Roberts's motivation is monetary, but he is also motivated by a political stance. According to Greenberg, Roberts considers himself a radical free market libertarian and he hosts a forum site where he posts political manifestos. Users see him as a sort of Che Guevara figure and a hero. 

"It is largely this idea of creating a free market that is not even the most powerful government in the world can regulate or enforce its laws upon," said Greenberg. 

Another reason the site has been so successful is Roberts's diligence when it comes to clouding his true identity. Greenberg spent eight months communicating with Roberts via the website trying to convince him to open up to an interview. Even though he eventually broke through, Roberts still withheld even the simplest facts, like his nationality, age, and whether or not he was in the U.S. 

Greenberg says he thinks the recent appearance of competitor sites, such as Atlantis, have pushed Roberts to dip his toe into the spotlight. 

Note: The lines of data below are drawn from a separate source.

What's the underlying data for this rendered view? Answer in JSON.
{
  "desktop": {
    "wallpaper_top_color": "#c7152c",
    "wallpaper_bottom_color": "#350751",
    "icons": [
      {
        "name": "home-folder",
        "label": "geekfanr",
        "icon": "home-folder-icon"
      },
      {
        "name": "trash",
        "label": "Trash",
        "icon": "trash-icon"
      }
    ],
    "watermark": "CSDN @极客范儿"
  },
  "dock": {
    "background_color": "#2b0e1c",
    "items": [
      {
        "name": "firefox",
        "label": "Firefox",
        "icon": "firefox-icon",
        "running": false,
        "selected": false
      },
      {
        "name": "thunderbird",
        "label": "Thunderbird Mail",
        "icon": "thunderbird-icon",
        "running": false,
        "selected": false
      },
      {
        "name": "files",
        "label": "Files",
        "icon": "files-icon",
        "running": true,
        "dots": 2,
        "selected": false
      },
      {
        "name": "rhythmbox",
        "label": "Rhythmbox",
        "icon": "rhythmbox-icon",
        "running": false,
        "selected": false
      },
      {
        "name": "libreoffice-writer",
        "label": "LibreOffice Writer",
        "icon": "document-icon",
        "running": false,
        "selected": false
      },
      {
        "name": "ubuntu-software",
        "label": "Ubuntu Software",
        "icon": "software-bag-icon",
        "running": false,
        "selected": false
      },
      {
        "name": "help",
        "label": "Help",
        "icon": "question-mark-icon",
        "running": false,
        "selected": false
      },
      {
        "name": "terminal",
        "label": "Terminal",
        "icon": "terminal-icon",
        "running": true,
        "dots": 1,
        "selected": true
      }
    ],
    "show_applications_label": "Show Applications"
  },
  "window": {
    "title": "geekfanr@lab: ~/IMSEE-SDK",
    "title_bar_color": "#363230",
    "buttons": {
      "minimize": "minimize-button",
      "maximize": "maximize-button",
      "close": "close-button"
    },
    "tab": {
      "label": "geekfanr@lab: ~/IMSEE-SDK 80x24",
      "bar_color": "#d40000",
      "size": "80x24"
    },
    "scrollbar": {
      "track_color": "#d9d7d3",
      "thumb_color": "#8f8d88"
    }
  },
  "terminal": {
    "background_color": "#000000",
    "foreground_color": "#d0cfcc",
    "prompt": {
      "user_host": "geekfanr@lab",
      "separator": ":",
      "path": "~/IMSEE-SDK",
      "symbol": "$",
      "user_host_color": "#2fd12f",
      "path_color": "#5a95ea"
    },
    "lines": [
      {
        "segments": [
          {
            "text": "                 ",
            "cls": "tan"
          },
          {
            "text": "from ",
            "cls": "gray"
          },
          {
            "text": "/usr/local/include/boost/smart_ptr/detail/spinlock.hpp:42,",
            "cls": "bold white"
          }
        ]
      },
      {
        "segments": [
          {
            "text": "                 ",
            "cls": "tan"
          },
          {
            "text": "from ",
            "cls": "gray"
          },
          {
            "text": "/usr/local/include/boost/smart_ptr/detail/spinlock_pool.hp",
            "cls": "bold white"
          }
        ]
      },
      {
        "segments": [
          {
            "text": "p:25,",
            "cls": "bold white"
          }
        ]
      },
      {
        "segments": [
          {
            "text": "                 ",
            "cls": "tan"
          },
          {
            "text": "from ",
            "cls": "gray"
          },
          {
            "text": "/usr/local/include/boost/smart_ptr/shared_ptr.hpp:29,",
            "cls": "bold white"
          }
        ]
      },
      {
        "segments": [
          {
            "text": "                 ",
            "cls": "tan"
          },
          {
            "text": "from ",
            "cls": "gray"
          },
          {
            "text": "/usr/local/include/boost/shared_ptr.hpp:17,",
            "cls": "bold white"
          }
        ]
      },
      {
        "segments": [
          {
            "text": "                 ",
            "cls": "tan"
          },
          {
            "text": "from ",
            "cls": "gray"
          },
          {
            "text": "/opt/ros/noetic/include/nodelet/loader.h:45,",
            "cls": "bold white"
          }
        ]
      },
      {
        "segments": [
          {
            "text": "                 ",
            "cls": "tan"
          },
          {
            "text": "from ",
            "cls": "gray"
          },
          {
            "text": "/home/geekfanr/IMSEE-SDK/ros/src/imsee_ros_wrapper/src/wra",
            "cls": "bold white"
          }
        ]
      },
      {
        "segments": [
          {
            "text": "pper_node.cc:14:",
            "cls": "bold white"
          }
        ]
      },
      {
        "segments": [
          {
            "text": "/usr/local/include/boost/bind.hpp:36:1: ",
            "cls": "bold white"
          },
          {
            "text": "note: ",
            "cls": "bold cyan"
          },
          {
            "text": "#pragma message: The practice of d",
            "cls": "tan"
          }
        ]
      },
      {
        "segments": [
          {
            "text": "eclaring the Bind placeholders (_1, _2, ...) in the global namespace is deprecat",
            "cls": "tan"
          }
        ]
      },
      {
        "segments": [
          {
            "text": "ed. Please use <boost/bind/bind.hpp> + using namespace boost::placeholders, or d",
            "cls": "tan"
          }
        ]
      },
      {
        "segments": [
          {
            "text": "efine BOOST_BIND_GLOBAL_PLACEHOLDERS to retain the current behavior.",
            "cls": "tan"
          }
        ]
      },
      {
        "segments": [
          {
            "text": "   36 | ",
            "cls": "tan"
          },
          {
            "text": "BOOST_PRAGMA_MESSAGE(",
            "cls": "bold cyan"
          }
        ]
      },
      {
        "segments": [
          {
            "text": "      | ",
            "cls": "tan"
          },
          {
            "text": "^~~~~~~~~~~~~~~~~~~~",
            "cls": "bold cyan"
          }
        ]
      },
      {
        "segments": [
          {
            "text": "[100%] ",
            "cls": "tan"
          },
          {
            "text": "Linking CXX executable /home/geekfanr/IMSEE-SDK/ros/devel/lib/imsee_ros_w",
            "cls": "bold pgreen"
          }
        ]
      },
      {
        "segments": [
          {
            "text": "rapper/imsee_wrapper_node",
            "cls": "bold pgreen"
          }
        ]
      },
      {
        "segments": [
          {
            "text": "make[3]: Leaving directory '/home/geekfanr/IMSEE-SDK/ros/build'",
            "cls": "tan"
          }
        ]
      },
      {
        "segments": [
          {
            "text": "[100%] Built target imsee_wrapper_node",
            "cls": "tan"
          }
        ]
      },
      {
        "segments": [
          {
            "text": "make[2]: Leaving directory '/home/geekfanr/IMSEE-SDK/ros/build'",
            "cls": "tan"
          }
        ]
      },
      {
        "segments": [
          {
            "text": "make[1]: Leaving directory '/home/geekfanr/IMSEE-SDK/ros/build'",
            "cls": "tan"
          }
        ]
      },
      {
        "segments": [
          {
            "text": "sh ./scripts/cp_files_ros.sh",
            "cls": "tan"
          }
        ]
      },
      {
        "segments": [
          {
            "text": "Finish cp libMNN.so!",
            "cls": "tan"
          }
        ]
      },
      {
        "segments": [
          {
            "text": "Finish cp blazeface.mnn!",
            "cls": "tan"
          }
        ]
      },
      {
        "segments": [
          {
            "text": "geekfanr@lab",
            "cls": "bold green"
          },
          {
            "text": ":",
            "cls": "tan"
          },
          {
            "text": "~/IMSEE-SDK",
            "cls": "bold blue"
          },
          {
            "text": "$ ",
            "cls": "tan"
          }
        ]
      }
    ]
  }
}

"They have a marketing team that created a YouTube video ad, that's the kind of thing that Silk Road has never dared to do until now," said Greenberg. "I think that the Dread Pirate Roberts is realizing that he needs to have a public persona as well to compete with these newcomers."